*Brief*: Please repeat, precisely as written, only the lines from the one containing "Serialize everything readable" through the last line of the records below, pictures omitted.

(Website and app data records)
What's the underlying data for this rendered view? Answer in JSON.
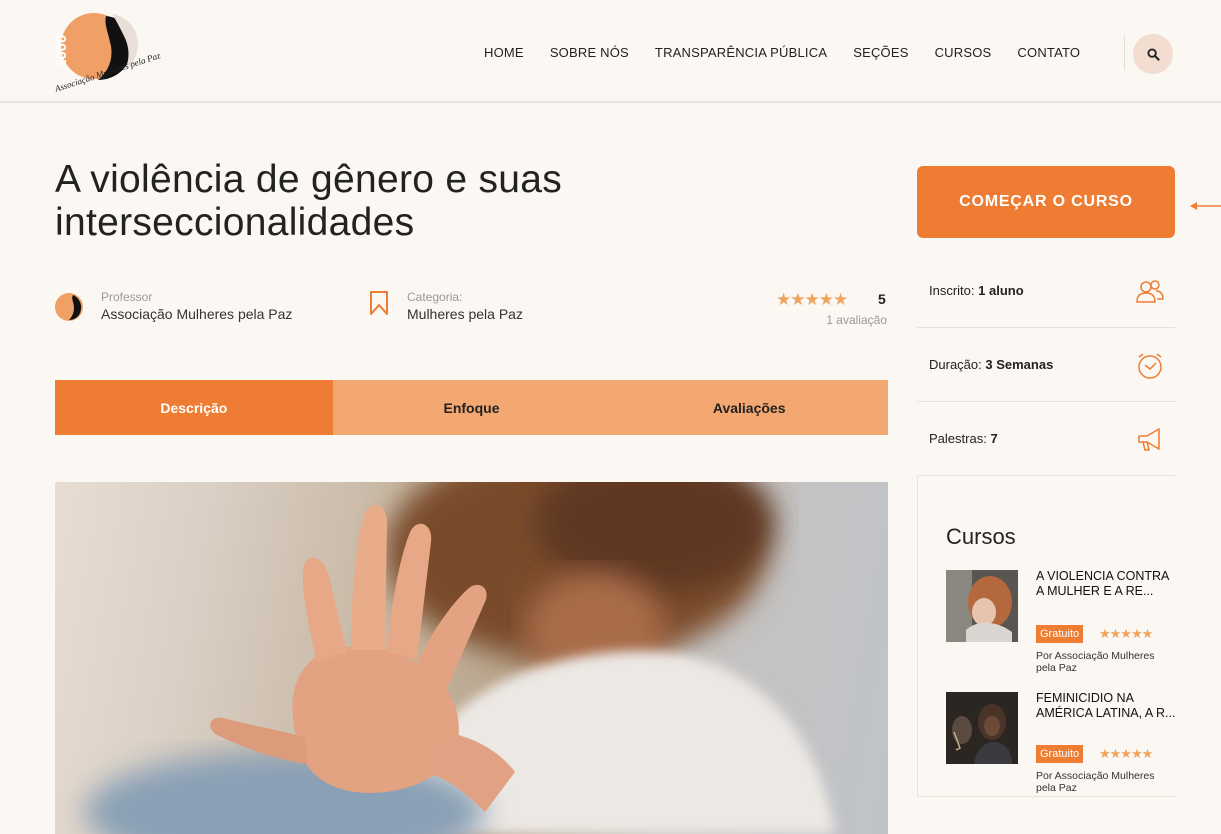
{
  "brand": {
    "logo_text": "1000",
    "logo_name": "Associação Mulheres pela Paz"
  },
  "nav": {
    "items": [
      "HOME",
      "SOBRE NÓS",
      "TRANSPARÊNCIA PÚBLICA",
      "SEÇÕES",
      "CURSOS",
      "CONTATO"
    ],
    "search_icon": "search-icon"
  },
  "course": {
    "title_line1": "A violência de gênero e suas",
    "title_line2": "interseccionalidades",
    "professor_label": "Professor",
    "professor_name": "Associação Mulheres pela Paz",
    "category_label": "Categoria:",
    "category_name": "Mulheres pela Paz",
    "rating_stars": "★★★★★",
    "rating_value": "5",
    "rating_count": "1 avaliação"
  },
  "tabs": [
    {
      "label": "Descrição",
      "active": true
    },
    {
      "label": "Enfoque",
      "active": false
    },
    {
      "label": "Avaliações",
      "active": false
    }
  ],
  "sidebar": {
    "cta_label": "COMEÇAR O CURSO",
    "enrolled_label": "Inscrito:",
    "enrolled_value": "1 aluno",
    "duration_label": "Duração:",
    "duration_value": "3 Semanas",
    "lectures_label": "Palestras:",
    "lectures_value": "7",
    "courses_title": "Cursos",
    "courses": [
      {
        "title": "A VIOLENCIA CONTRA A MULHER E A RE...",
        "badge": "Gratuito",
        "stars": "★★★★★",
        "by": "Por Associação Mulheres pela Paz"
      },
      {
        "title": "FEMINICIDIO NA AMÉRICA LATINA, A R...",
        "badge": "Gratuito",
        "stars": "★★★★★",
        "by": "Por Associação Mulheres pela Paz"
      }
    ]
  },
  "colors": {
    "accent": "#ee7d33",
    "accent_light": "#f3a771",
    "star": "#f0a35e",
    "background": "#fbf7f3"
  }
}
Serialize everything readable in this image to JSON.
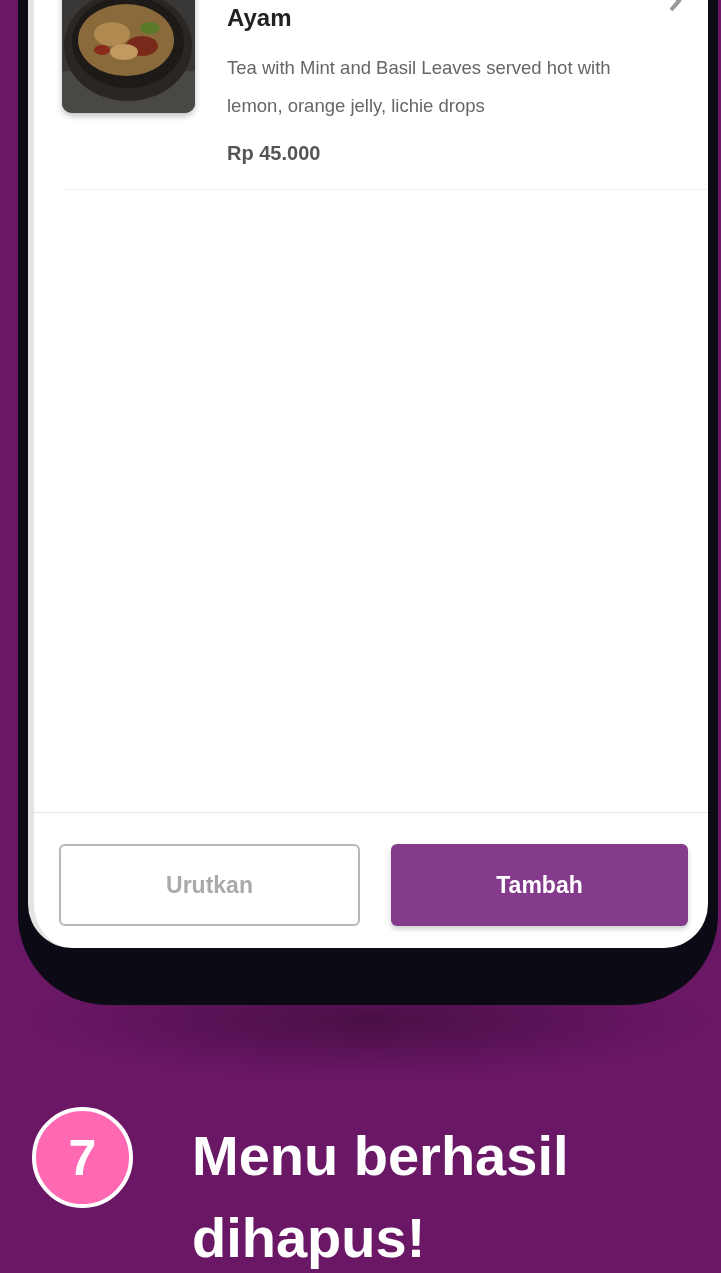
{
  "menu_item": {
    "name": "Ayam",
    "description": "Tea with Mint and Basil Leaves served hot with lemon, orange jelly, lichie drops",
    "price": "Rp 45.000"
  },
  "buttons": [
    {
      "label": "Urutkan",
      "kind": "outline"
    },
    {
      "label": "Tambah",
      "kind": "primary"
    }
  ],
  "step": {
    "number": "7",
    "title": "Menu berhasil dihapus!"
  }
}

*Exercise response*:
Serialize everything readable in this image to JSON.
{
  "menu_item": {
    "name": "Ayam",
    "description": "Tea with Mint and Basil Leaves served hot with lemon, orange jelly, lichie drops",
    "price": "Rp 45.000"
  },
  "buttons": [
    {
      "label": "Urutkan",
      "kind": "outline"
    },
    {
      "label": "Tambah",
      "kind": "primary"
    }
  ],
  "step": {
    "number": "7",
    "title": "Menu berhasil dihapus!"
  }
}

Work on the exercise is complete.